“This is not an ordinary place you can map out with a surveyor’s rod.” So, in this engaging memoir, notes Palestinian intellectual, politician and peace activist Nusseibeh of his lost homeland.
As his narrative opens, Harvard- and Oxford-educated Nusseibeh, long an informal advisor to Yassir Arafat, is awaiting “The Old Man’s” funeral procession in Gaza. Arafat had headed the Palestinian Liberation Organization and, by default, the Palestinian people for more than 40 years, and now in his absence there is every danger of Hamas and other extremist groups taking over, a prospect Nusseibeh dreads. “Arafat was not your run-of-the-mill Arab despot,” he writes, though he faults the leader for lagging behind his people, who really did want peace with Israel, a fact the PLO head seemed unwilling to accept. Ordinary Israelis seemed of a similar mind, though, he writes, the original partition had built an unworkable mess into the process from the start. Along the course of his narrative, Nusseibeh’s wayward politics earn him a savage beating, attacked by a group of young men whose own leader, it develops, is connected to the Jordanian intelligence service. As he recounts, he was in as much danger of being killed by Israeli extremists as Palestinians, but still he advocated a two-state solution, rejecting the idea that Israel should be pushed into the sea and refusing to resort to such rhetoric as “the Zionist entity,” now favored by Hamas, al-Qaeda and company.
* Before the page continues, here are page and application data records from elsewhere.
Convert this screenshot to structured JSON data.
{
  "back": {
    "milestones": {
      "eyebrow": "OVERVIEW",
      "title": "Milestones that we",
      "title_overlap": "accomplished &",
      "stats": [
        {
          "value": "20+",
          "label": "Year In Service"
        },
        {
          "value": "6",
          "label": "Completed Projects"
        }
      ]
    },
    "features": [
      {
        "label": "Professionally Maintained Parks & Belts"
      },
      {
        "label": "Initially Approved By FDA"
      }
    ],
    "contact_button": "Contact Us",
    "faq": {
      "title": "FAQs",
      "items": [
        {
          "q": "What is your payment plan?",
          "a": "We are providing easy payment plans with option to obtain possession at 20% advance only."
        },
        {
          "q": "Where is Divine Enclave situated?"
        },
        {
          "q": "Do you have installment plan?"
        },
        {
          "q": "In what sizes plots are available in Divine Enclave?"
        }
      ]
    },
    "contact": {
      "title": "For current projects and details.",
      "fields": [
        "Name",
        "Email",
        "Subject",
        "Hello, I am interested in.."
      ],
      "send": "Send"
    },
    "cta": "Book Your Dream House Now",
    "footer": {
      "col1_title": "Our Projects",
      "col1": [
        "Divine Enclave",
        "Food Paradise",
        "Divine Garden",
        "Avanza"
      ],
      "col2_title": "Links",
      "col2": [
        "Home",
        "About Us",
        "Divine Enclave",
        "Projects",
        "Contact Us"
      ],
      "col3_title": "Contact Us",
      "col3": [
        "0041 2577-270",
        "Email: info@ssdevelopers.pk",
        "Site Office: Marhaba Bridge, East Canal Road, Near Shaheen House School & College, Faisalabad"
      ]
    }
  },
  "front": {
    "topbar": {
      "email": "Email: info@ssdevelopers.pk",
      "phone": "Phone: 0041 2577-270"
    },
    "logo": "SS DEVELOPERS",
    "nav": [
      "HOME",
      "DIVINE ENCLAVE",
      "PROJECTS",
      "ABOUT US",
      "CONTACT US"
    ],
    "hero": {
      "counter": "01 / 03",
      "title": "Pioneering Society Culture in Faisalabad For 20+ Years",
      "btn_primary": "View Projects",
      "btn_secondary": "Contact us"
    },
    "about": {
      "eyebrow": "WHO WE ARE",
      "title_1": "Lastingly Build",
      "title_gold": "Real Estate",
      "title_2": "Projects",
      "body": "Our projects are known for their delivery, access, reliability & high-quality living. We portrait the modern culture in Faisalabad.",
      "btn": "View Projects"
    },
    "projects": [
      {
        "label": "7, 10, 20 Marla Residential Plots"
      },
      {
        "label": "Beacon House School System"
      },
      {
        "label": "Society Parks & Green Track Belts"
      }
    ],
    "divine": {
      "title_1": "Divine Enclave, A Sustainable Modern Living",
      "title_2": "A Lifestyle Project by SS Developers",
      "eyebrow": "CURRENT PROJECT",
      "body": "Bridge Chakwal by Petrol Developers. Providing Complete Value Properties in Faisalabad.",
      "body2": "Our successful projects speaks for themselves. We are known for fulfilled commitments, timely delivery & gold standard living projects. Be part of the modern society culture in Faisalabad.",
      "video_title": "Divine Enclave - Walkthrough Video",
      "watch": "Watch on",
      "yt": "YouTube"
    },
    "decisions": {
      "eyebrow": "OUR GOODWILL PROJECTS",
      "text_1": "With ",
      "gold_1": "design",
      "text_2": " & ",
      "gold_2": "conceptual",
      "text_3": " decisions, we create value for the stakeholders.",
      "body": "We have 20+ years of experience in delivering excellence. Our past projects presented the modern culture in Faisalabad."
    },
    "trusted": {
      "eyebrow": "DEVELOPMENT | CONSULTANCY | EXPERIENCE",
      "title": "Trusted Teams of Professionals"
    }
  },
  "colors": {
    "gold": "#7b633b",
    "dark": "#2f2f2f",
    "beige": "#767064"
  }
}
For his sins, Nusseibeh, apparently without political ambitions, was appointed the PLO administrator over Jerusalem, even though, he recounts, he had many disagreements with Arafat; he vigorously pressed for approaching the post-9/11 American government with the aim of “reconstituting the Camp David alliance,” which, he charges, the Barak government repudiated. “Israelis and Palestinians,” he insists here, “are not enemies at all. . . . If anything, we are strategic allies”—allies who ought to be living at peace.
A humane, responsible entry in a discourse marked by irresponsible inhumanity.